One amazing thing that came out of writing that article was being reassured this: I was not alone! Not only did I have tons of amazing comments from readers, but moms that I knew had reached out to tell me THANK YOU for writing that.
I talked about the stigma and I STILL talk about it. Since I wrote that article two months ago, I have reached out (with much help from Ricky) and have gotten help. While I am not 100% better (there are still rough days!!) I am starting to feel more like myself. It isn’t easy, though. Trying to find myself again comes at a price of really dealing with issues that could so easily be swept under the rug. I’m tired of sweeping..I need to deal. We ALL need to deal with mental illness. It shouldn’t be this dirty secret that nobody wants to talk about. It’s a REAL problem in our society and until it gets looked at like other diseases, then people will never take it seriously.
Nobody should suffer in silence. If you or someone you know may be depressed or have another type of mental illness, PLEASE reach out. There is ALWAYS someone out there that understands. I understand. You don’t have to feel like you’re the only one against this terrible disease. I promise you, you are not.

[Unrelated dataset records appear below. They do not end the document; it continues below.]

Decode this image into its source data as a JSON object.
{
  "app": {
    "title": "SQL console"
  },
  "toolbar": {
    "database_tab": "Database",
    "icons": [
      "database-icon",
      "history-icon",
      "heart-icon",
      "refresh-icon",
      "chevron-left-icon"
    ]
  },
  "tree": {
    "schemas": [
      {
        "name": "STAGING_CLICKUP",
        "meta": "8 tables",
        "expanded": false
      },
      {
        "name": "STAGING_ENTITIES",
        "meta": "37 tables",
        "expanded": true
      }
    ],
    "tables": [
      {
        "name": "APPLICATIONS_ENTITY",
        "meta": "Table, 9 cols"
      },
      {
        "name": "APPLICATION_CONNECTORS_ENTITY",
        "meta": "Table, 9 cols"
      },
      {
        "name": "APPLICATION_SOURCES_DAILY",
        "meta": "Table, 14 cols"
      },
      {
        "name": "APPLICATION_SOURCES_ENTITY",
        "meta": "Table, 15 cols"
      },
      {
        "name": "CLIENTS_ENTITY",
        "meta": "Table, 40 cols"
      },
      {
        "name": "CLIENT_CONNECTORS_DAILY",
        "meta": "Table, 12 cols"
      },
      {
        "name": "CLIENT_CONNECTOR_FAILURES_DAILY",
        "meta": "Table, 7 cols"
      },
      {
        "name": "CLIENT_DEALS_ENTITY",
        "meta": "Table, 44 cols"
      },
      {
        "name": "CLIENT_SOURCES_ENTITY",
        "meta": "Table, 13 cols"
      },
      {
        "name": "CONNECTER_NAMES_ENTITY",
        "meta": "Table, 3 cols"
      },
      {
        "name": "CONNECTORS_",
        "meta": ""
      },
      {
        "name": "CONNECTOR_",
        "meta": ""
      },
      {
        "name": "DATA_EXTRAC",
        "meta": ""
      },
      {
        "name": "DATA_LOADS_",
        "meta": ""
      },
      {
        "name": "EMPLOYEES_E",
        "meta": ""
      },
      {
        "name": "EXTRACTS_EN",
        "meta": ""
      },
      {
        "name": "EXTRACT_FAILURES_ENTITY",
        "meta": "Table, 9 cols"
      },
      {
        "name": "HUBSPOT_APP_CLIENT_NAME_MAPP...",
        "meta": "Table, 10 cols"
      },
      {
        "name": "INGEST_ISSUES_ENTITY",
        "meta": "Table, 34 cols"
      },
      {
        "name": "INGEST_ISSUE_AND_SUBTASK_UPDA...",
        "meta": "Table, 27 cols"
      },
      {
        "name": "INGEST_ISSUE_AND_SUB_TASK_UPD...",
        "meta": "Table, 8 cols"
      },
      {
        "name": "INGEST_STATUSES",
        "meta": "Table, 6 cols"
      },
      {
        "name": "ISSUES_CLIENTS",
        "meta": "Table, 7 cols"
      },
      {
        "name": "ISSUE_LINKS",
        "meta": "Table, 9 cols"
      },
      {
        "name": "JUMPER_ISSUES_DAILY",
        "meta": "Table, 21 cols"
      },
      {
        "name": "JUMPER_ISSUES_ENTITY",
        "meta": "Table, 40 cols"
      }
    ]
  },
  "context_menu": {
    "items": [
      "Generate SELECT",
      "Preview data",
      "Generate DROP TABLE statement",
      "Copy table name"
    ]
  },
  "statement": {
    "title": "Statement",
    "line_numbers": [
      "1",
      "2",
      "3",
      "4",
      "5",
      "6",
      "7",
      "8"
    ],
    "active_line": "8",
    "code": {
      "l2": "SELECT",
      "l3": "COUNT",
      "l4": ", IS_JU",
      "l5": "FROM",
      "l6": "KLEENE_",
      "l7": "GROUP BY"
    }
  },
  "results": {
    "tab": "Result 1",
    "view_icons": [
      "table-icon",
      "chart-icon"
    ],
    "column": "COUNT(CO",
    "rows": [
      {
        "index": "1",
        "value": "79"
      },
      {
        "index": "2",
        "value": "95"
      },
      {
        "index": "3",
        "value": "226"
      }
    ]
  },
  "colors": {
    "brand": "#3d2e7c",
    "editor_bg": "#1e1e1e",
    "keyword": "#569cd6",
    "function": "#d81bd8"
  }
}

I included crisis phone numbers below.
Reach out to someone and say a kind word. It just may be the thing that saves their life.
SUICIDE—If you are currently having suicidal thoughts, please call the National Suicide Prevention Hotline at 1-800-273-TALK (8255). Non-U.S. citizens can visit IASP or Suicide.org to find help in their country.
POSTPARTUM DEPRESSION OR ANXIETY– If you think you might be suffering from postpartum depression or anxiety, or need some extra support, call womenshealth.gov at 1-800-994-9662. Check out the womenshealth.gov website for more information and resources.
MENTAL HEALTH CRISIS– If you or a loved one is having a mental health crisis, visit the National Alliance on Mental Illness (NAMI), or call the NAMI Help Line at 1-800-950-6264.